10 All but seven states require repeated acts or a "course of conduct" as an element of harassment. Colorado, Georgia [under its current statute], Hawaii, Indiana, Minnesota, New Hampshire, and Texas permit prosecution based on a single incident. As Appellant was charged with repeated acts, this distinction would not limit his prosecution under state law.

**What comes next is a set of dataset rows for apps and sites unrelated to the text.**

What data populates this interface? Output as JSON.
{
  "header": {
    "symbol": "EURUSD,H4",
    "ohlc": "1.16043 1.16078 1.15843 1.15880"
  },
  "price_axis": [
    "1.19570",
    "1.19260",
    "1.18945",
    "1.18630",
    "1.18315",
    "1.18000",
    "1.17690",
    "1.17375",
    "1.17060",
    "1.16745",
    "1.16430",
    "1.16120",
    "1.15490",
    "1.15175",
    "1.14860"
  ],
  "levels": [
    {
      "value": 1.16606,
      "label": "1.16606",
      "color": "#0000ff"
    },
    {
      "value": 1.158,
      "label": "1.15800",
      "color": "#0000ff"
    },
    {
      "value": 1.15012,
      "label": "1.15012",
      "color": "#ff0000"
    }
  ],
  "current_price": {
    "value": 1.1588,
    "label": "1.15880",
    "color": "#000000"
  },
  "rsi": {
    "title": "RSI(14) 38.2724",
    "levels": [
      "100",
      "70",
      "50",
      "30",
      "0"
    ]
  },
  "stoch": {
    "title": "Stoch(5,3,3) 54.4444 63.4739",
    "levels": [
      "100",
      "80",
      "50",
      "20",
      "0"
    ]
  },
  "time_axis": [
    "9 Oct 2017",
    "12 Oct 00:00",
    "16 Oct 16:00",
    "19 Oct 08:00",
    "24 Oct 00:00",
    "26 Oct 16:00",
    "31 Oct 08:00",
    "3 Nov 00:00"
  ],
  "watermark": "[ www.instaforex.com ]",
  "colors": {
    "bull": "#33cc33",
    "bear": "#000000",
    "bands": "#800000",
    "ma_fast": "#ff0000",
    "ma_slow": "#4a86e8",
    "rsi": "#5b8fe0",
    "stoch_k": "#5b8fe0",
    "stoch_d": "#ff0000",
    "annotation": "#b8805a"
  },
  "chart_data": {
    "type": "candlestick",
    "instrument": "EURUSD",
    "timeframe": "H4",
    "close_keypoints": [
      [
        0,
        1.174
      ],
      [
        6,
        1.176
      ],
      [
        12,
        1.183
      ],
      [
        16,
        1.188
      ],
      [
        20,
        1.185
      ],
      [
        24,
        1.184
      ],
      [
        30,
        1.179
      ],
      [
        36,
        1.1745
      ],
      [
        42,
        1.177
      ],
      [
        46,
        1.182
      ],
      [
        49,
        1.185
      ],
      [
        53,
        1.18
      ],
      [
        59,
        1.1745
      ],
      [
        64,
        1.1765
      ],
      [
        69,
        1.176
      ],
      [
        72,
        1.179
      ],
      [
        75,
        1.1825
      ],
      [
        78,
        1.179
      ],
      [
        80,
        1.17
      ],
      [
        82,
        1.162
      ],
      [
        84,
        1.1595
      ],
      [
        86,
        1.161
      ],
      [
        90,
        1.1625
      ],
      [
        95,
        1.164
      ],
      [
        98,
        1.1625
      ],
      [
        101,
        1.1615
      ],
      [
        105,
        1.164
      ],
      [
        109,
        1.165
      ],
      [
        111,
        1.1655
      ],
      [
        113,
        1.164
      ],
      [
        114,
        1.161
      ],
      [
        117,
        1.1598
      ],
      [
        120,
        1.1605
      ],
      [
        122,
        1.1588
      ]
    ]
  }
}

As noted in Vaughan, an important distinction exists between notice that conduct is criminally punishable and a common sense understanding that it is bad judgment. 58 M.J. at 33 n.3. However, the potential for close cases on the margin does not preclude prosecution on grounds of notice as to what the law prohibits.